#### YOUR TASK:
Show only those lines of the entries where the string "background" is found.

#### Entries from a dataset of interfaces:
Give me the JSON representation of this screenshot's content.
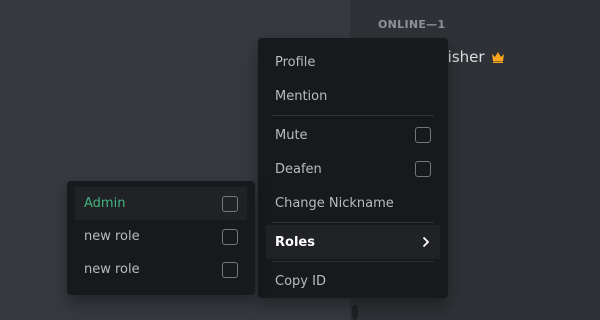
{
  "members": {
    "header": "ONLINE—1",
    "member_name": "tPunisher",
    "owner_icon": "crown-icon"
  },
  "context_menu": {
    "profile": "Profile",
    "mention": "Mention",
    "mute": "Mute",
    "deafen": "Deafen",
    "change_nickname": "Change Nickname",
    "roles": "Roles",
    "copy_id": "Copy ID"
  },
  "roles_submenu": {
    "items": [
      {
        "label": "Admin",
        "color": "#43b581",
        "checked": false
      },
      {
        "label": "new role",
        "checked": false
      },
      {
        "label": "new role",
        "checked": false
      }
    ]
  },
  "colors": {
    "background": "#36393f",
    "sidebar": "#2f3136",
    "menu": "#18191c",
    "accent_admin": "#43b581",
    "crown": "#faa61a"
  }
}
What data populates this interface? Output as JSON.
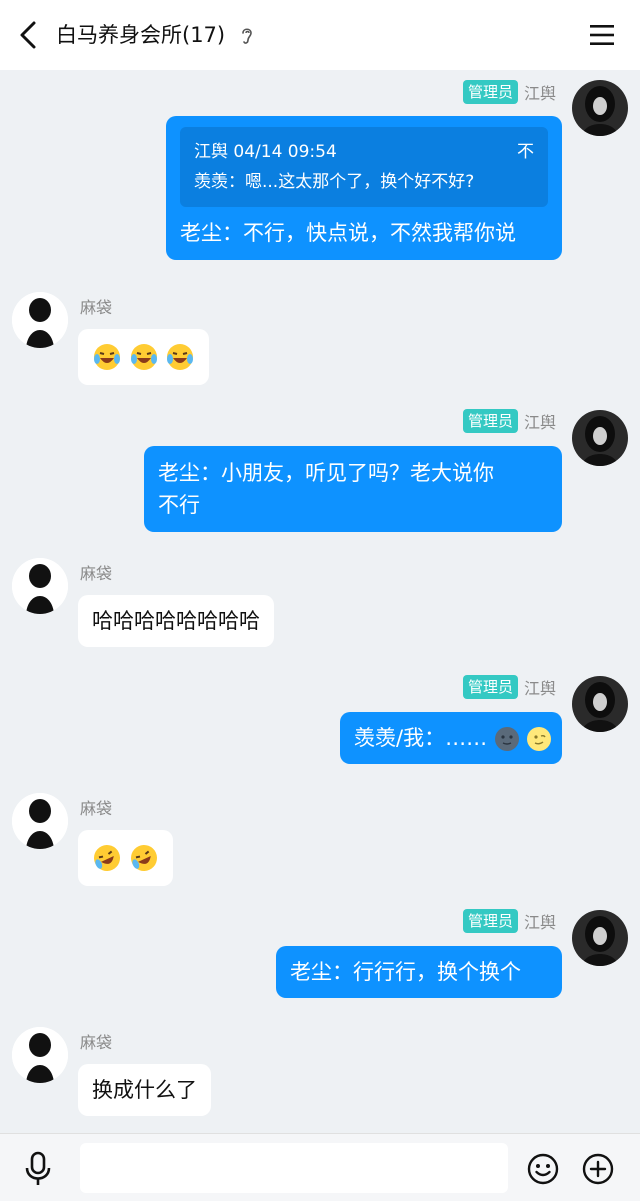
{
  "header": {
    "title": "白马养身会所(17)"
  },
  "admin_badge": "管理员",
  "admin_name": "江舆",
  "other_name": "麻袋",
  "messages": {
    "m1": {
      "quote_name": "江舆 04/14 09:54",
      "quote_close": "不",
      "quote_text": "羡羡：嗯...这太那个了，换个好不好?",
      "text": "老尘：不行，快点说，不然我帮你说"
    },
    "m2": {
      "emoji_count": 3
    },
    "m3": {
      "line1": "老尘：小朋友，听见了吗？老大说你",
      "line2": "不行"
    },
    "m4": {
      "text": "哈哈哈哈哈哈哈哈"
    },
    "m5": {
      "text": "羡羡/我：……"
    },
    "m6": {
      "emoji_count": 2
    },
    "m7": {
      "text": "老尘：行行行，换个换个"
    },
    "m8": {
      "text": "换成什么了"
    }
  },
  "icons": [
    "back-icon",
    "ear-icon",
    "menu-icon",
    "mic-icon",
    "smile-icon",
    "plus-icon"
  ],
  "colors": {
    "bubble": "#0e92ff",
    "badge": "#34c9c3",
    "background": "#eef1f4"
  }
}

#### THE ANSWER:
    "background": "#36393f",
    "background": "#eef1f4"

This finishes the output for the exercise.